Dataset items:
━━━━

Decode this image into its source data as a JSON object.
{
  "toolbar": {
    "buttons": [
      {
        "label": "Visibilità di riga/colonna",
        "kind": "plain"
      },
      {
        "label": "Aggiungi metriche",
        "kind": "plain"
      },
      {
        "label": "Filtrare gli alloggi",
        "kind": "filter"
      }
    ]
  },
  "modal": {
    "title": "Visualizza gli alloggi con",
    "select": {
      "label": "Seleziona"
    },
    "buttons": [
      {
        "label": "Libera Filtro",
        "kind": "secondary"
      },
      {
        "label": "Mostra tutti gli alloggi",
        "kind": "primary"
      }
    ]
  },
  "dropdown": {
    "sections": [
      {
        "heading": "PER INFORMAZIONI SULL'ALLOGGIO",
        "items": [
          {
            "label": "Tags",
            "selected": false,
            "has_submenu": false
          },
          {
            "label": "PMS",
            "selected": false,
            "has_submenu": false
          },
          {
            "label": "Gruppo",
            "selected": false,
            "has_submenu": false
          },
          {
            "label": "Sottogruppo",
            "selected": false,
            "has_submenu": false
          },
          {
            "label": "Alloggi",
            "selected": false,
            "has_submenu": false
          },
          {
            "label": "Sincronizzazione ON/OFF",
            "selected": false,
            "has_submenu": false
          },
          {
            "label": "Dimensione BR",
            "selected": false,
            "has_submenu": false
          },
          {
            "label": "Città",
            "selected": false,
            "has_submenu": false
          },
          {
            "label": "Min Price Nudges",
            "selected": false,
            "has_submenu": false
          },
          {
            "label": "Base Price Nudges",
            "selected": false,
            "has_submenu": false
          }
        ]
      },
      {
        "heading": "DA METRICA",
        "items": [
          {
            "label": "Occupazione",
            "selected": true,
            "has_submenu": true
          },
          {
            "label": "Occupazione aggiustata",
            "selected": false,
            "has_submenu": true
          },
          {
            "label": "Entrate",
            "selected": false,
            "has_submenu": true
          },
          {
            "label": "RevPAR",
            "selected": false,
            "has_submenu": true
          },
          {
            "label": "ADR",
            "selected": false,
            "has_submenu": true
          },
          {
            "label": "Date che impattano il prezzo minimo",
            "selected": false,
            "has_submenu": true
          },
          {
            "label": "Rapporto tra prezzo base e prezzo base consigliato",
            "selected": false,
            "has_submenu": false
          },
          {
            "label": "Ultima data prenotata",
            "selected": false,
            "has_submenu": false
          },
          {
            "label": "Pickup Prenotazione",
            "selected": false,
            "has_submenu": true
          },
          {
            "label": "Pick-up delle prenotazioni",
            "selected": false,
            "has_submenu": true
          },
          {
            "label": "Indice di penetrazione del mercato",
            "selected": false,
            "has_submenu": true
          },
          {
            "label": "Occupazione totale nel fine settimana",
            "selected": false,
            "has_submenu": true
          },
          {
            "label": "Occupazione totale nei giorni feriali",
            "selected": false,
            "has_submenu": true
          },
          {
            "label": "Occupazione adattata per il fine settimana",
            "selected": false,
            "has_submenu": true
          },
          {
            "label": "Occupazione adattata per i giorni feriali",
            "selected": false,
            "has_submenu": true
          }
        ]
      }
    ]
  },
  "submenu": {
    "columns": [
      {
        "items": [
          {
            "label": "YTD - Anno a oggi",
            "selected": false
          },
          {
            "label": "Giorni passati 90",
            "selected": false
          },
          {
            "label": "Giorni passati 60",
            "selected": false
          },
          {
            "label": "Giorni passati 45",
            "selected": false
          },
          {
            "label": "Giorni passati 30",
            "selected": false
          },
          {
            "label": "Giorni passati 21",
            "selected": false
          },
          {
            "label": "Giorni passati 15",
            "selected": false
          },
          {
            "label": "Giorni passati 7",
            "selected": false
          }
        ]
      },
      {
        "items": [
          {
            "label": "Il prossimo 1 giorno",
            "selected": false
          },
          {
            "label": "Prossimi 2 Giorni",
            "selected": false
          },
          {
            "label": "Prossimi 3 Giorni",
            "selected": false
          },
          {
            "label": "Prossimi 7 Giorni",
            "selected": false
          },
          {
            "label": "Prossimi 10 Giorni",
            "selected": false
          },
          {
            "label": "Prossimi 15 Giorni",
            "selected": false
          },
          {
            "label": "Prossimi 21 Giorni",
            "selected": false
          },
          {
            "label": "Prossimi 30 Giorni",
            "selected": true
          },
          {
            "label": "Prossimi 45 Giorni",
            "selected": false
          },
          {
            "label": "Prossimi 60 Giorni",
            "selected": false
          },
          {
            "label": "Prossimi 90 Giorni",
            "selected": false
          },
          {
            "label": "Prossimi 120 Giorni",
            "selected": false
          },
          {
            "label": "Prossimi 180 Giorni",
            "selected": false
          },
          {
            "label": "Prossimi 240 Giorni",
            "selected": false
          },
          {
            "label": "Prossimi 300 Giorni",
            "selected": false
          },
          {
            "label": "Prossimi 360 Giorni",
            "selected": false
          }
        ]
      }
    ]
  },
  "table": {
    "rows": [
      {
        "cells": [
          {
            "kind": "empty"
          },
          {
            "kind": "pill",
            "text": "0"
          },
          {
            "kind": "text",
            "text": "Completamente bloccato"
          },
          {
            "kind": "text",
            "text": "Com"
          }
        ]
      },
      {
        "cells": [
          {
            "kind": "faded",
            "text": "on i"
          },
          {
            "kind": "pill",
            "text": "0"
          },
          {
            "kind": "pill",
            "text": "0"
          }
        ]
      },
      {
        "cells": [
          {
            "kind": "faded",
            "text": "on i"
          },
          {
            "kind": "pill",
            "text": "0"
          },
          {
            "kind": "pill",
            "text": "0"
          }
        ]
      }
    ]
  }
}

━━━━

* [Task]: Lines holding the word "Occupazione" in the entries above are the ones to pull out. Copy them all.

* [Reply]:
            "label": "Occupazione",
            "label": "Occupazione aggiustata",
            "label": "Occupazione totale nel fine settimana",
            "label": "Occupazione totale nei giorni feriali",
            "label": "Occupazione adattata per il fine settimana",
            "label": "Occupazione adattata per i giorni feriali",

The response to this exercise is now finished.